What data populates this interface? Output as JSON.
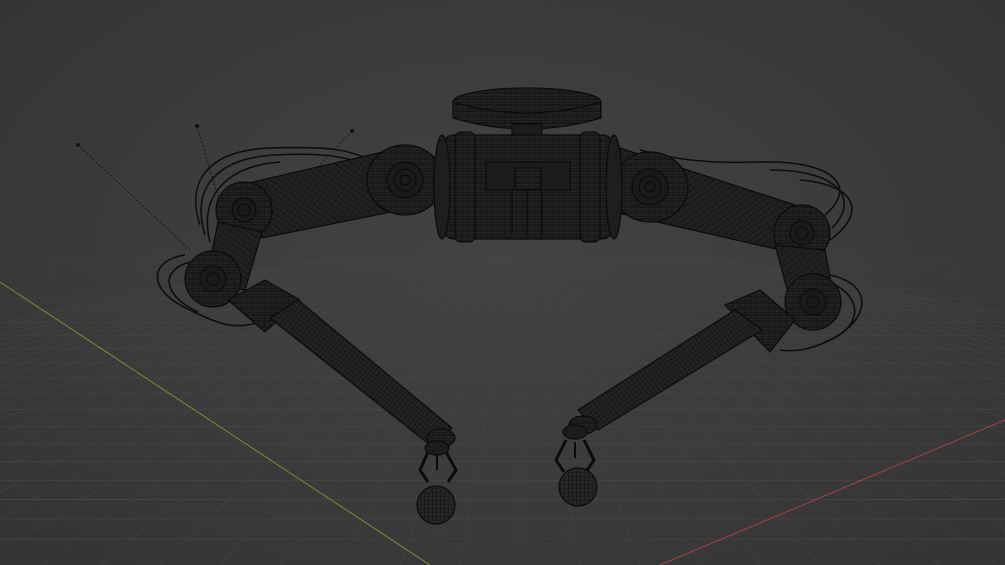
{
  "viewport": {
    "background_color": "#3d3d3d",
    "grid_color": "#4a4a4a",
    "x_axis_color": "#c2424e",
    "y_axis_color": "#8fa83a",
    "wire_color": "#0b0b0b",
    "mesh_fill_color": "#202020"
  },
  "scene": {
    "object": "robotic-dual-arm-wireframe",
    "view_mode": "wireframe",
    "lights": [
      "light-1",
      "light-2",
      "light-3"
    ]
  }
}
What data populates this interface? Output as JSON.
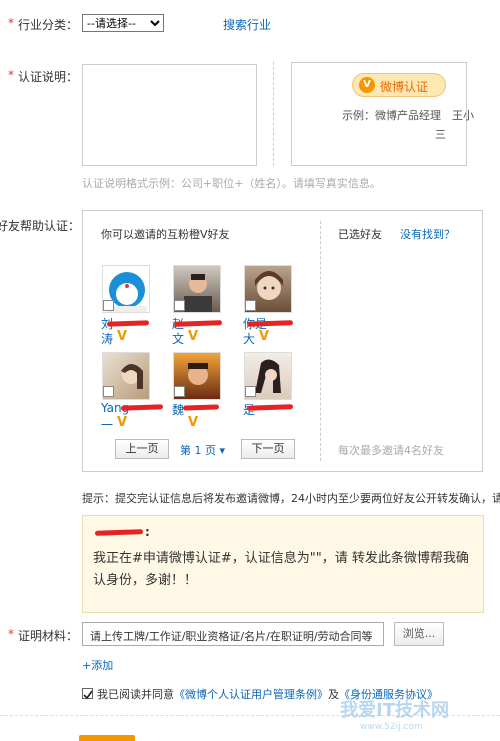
{
  "industry": {
    "required_mark": "*",
    "label": "行业分类：",
    "select_value": "--请选择--",
    "search_link": "搜索行业"
  },
  "description": {
    "required_mark": "*",
    "label": "认证说明：",
    "hint": "认证说明格式示例：公司+职位+（姓名）。请填写真实信息。",
    "badge_text": "微博认证",
    "badge_v": "V",
    "example_line1": "示例：微博产品经理　王小",
    "example_line2": "三"
  },
  "friends": {
    "label": "好友帮助认证：",
    "invite_title": "你可以邀请的互粉橙V好友",
    "selected_title": "已选好友",
    "not_found_link": "没有找到？",
    "max_hint": "每次最多邀请4名好友",
    "v_mark": "V",
    "list": [
      {
        "name_line1": "刘",
        "name_line2": "涛"
      },
      {
        "name_line1": "赵",
        "name_line2": "文"
      },
      {
        "name_line1": "你是",
        "name_line2": "大"
      },
      {
        "name_line1": "Yang",
        "name_line2": "一"
      },
      {
        "name_line1": "魏",
        "name_line2": ""
      },
      {
        "name_line1": "是",
        "name_line2": ""
      }
    ],
    "prev_page": "上一页",
    "page_indicator": "第 1 页 ▾",
    "next_page": "下一页"
  },
  "tip": "提示：提交完认证信息后将发布邀请微博，24小时内至少要两位好友公开转发确认，请",
  "quote": {
    "author_suffix": ":",
    "body": "我正在#申请微博认证#，认证信息为\"\"，请 转发此条微博帮我确认身份，多谢！！"
  },
  "proof": {
    "required_mark": "*",
    "label": "证明材料：",
    "upload_placeholder": "请上传工牌/工作证/职业资格证/名片/在职证明/劳动合同等",
    "browse_button": "浏览...",
    "add_link": "+添加"
  },
  "agreement": {
    "prefix": "我已阅读并同意",
    "link1": "《微博个人认证用户管理条例》",
    "middle": "及",
    "link2": "《身份通服务协议》"
  },
  "watermark": {
    "line1": "我爱IT技术网",
    "line2": "www.52ij.com"
  },
  "colors": {
    "required": "#e4393c",
    "link": "#0a66b7",
    "orange_v": "#f39800",
    "redaction": "#e62222"
  }
}
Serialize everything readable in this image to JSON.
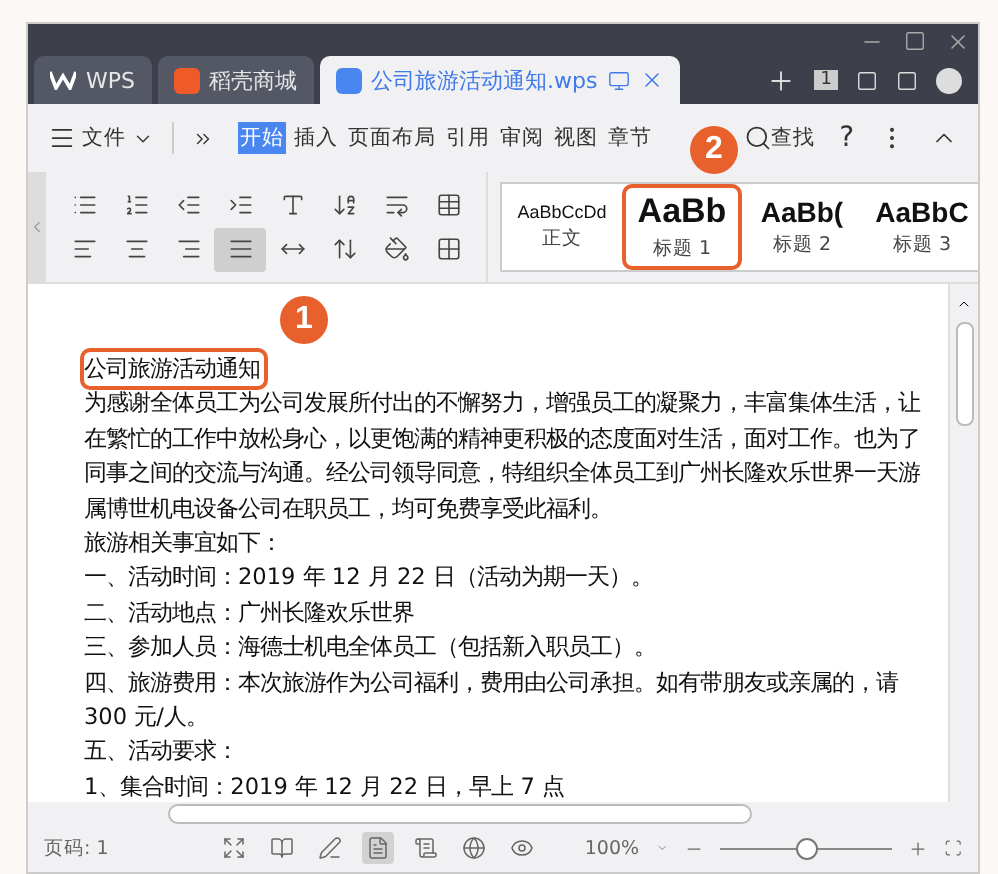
{
  "tabs": [
    {
      "label": "WPS",
      "selected": false,
      "kind": "home"
    },
    {
      "label": "稻壳商城",
      "selected": false,
      "kind": "store"
    },
    {
      "label": "公司旅游活动通知.wps",
      "selected": true,
      "kind": "doc"
    }
  ],
  "title_bar": {
    "window_count": "1"
  },
  "menu": {
    "file": "文件",
    "items": [
      {
        "label": "开始",
        "selected": true
      },
      {
        "label": "插入",
        "selected": false
      },
      {
        "label": "页面布局",
        "selected": false
      },
      {
        "label": "引用",
        "selected": false
      },
      {
        "label": "审阅",
        "selected": false
      },
      {
        "label": "视图",
        "selected": false
      },
      {
        "label": "章节",
        "selected": false
      }
    ],
    "search": "查找",
    "help": "?"
  },
  "ribbon": {
    "justify_selected": true
  },
  "styles": [
    {
      "preview": "AaBbCcDd",
      "label": "正文",
      "selected": false,
      "kind": "body"
    },
    {
      "preview": "AaBb",
      "label": "标题 1",
      "selected": true,
      "kind": "h1"
    },
    {
      "preview": "AaBb(",
      "label": "标题 2",
      "selected": false,
      "kind": "h2"
    },
    {
      "preview": "AaBbC",
      "label": "标题 3",
      "selected": false,
      "kind": "h3"
    }
  ],
  "callouts": [
    {
      "number": "1"
    },
    {
      "number": "2"
    }
  ],
  "document": {
    "paragraphs": [
      {
        "text": "公司旅游活动通知",
        "highlighted": true
      },
      {
        "text": "为感谢全体员工为公司发展所付出的不懈努力，增强员工的凝聚力，丰富集体生活，让",
        "highlighted": false
      },
      {
        "text": "在繁忙的工作中放松身心，以更饱满的精神更积极的态度面对生活，面对工作。也为了",
        "highlighted": false
      },
      {
        "text": "同事之间的交流与沟通。经公司领导同意，特组织全体员工到广州长隆欢乐世界一天游",
        "highlighted": false
      },
      {
        "text": "属博世机电设备公司在职员工，均可免费享受此福利。",
        "highlighted": false
      },
      {
        "text": "旅游相关事宜如下：",
        "highlighted": false
      },
      {
        "text": "一、活动时间：2019 年 12 月 22 日（活动为期一天）。",
        "highlighted": false
      },
      {
        "text": "二、活动地点：广州长隆欢乐世界",
        "highlighted": false
      },
      {
        "text": "三、参加人员：海德士机电全体员工（包括新入职员工）。",
        "highlighted": false
      },
      {
        "text": "四、旅游费用：本次旅游作为公司福利，费用由公司承担。如有带朋友或亲属的，请",
        "highlighted": false
      },
      {
        "text": "300 元/人。",
        "highlighted": false
      },
      {
        "text": "五、活动要求：",
        "highlighted": false
      },
      {
        "text": "1、集合时间：2019 年 12 月 22 日，早上 7 点",
        "highlighted": false
      }
    ]
  },
  "status_bar": {
    "page": "页码: 1",
    "views": [
      {
        "selected": false
      },
      {
        "selected": false
      },
      {
        "selected": false
      },
      {
        "selected": true
      },
      {
        "selected": false
      },
      {
        "selected": false
      },
      {
        "selected": false
      }
    ],
    "zoom": "100%",
    "level": 0.5
  }
}
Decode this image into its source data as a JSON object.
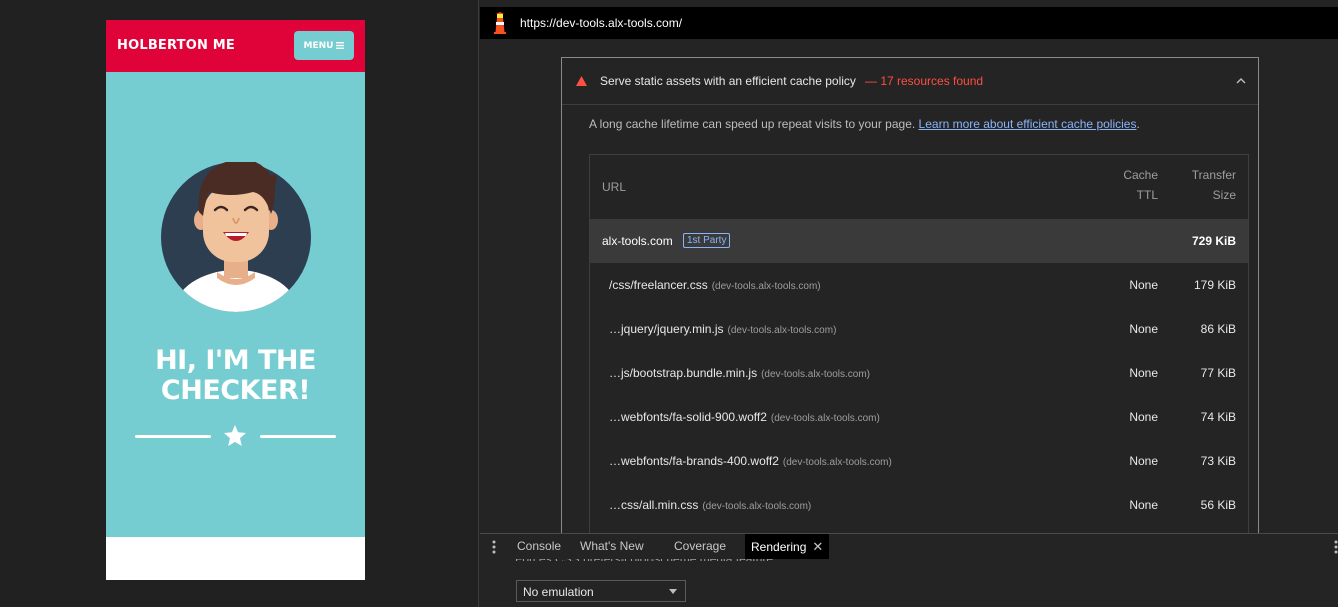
{
  "preview": {
    "brand": "HOLBERTON ME",
    "menu_label": "MENU",
    "hero_line1": "HI, I'M THE",
    "hero_line2": "CHECKER!",
    "colors": {
      "nav": "#e0033a",
      "masthead": "#76cdd1",
      "avatar_bg": "#2c3e50"
    },
    "icons": {
      "menu": "hamburger-icon",
      "divider": "star-icon",
      "avatar": "avatar-illustration"
    }
  },
  "devtools": {
    "page_url": "https://dev-tools.alx-tools.com/",
    "audit": {
      "title": "Serve static assets with an efficient cache policy",
      "display_value": "— 17 resources found",
      "description": "A long cache lifetime can speed up repeat visits to your page.",
      "learn_more": "Learn more about efficient cache policies",
      "description_end": ".",
      "status_color": "#ff4e42",
      "table": {
        "headers": {
          "url": "URL",
          "ttl_line1": "Cache",
          "ttl_line2": "TTL",
          "size_line1": "Transfer",
          "size_line2": "Size"
        },
        "group": {
          "name": "alx-tools.com",
          "badge": "1st Party",
          "size": "729 KiB"
        },
        "rows": [
          {
            "url": "/css/freelancer.css",
            "origin": "(dev-tools.alx-tools.com)",
            "ttl": "None",
            "size": "179 KiB"
          },
          {
            "url": "…jquery/jquery.min.js",
            "origin": "(dev-tools.alx-tools.com)",
            "ttl": "None",
            "size": "86 KiB"
          },
          {
            "url": "…js/bootstrap.bundle.min.js",
            "origin": "(dev-tools.alx-tools.com)",
            "ttl": "None",
            "size": "77 KiB"
          },
          {
            "url": "…webfonts/fa-solid-900.woff2",
            "origin": "(dev-tools.alx-tools.com)",
            "ttl": "None",
            "size": "74 KiB"
          },
          {
            "url": "…webfonts/fa-brands-400.woff2",
            "origin": "(dev-tools.alx-tools.com)",
            "ttl": "None",
            "size": "73 KiB"
          },
          {
            "url": "…css/all.min.css",
            "origin": "(dev-tools.alx-tools.com)",
            "ttl": "None",
            "size": "56 KiB"
          }
        ]
      }
    },
    "drawer": {
      "tabs": [
        "Console",
        "What's New",
        "Coverage",
        "Rendering"
      ],
      "active_tab": "Rendering",
      "caption": "Forces CSS prefers-color-scheme media feature",
      "select_value": "No emulation"
    }
  }
}
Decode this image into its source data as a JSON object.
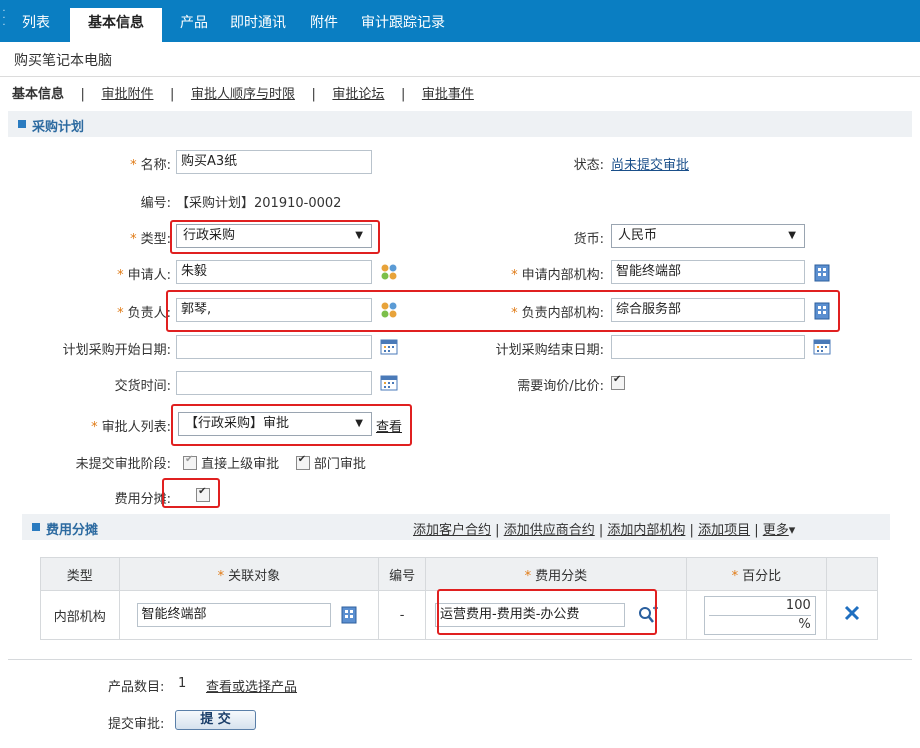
{
  "tabs": [
    {
      "label": "列表"
    },
    {
      "label": "基本信息"
    },
    {
      "label": "产品"
    },
    {
      "label": "即时通讯"
    },
    {
      "label": "附件"
    },
    {
      "label": "审计跟踪记录"
    }
  ],
  "page_title": "购买笔记本电脑",
  "subtabs": {
    "current": "基本信息",
    "sep": "|",
    "items": [
      "审批附件",
      "审批人顺序与时限",
      "审批论坛",
      "审批事件"
    ]
  },
  "plan": {
    "section_title": "采购计划",
    "required_mark": "*",
    "name_label": "名称:",
    "name_value": "购买A3纸",
    "status_label": "状态:",
    "status_value": "尚未提交审批",
    "code_label": "编号:",
    "code_value": "【采购计划】201910-0002",
    "type_label": "类型:",
    "type_value": "行政采购",
    "currency_label": "货币:",
    "currency_value": "人民币",
    "applicant_label": "申请人:",
    "applicant_value": "朱毅",
    "applicant_org_label": "申请内部机构:",
    "applicant_org_value": "智能终端部",
    "owner_label": "负责人:",
    "owner_value": "郭琴,",
    "owner_org_label": "负责内部机构:",
    "owner_org_value": "综合服务部",
    "start_date_label": "计划采购开始日期:",
    "end_date_label": "计划采购结束日期:",
    "delivery_label": "交货时间:",
    "inquiry_label": "需要询价/比价:",
    "approver_label": "审批人列表:",
    "approver_value": "【行政采购】审批",
    "approver_view": "查看",
    "stage_label": "未提交审批阶段:",
    "stage_opt1": "直接上级审批",
    "stage_opt2": "部门审批",
    "split_label": "费用分摊:"
  },
  "cost": {
    "section_title": "费用分摊",
    "actions": [
      "添加客户合约",
      "添加供应商合约",
      "添加内部机构",
      "添加项目",
      "更多"
    ],
    "sep": "|",
    "more_arrow": "▾",
    "headers": {
      "type": "类型",
      "object": "关联对象",
      "code": "编号",
      "category": "费用分类",
      "percent": "百分比"
    },
    "row": {
      "type": "内部机构",
      "object": "智能终端部",
      "code": "-",
      "category": "运营费用-费用类-办公费",
      "percent": "100",
      "percent_unit": "%"
    }
  },
  "footer": {
    "product_count_label": "产品数目:",
    "product_count_value": "1",
    "product_link": "查看或选择产品",
    "submit_label": "提交审批:",
    "submit_button": "提 交"
  },
  "colors": {
    "topbar": "#0a7ec2",
    "section_bg": "#eef1f4",
    "required": "#e07a14",
    "highlight": "#e02020",
    "delete": "#1f6fc0"
  }
}
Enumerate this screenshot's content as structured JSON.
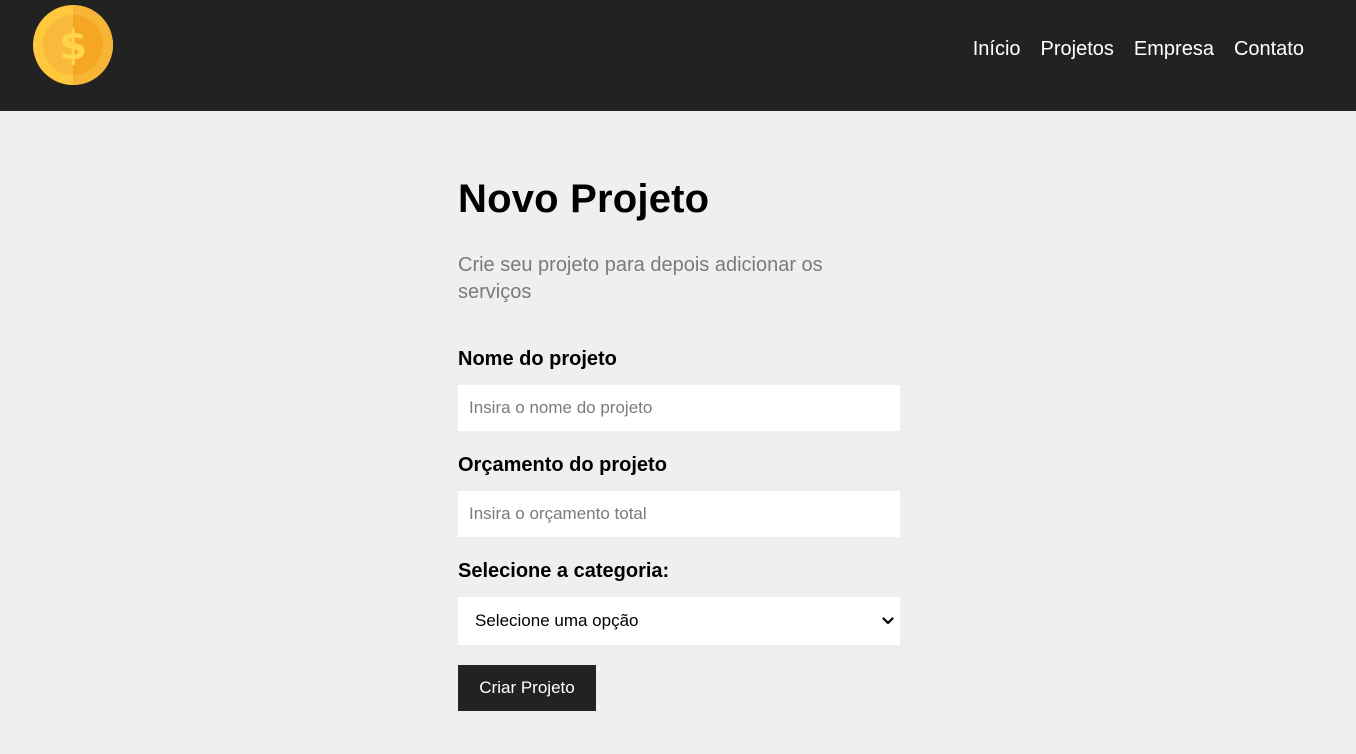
{
  "navbar": {
    "logo_icon": "dollar-coin-icon",
    "links": [
      {
        "label": "Início"
      },
      {
        "label": "Projetos"
      },
      {
        "label": "Empresa"
      },
      {
        "label": "Contato"
      }
    ]
  },
  "main": {
    "title": "Novo Projeto",
    "subtitle": "Crie seu projeto para depois adicionar os serviços",
    "form": {
      "name_label": "Nome do projeto",
      "name_placeholder": "Insira o nome do projeto",
      "budget_label": "Orçamento do projeto",
      "budget_placeholder": "Insira o orçamento total",
      "category_label": "Selecione a categoria:",
      "category_selected": "Selecione uma opção",
      "submit_label": "Criar Projeto"
    }
  },
  "colors": {
    "navbar_bg": "#222222",
    "page_bg": "#efefef",
    "coin_outer": "#ffc83d",
    "coin_inner": "#f5a623",
    "button_bg": "#222222"
  }
}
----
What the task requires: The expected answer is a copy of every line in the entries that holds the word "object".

Answer below:
    "object": "robotic-dual-arm-wireframe",
Decode this image into its source data as a JSON object.
Decode this image into its source data as a JSON object.
      "object": "关联对象",
      "object": "智能终端部",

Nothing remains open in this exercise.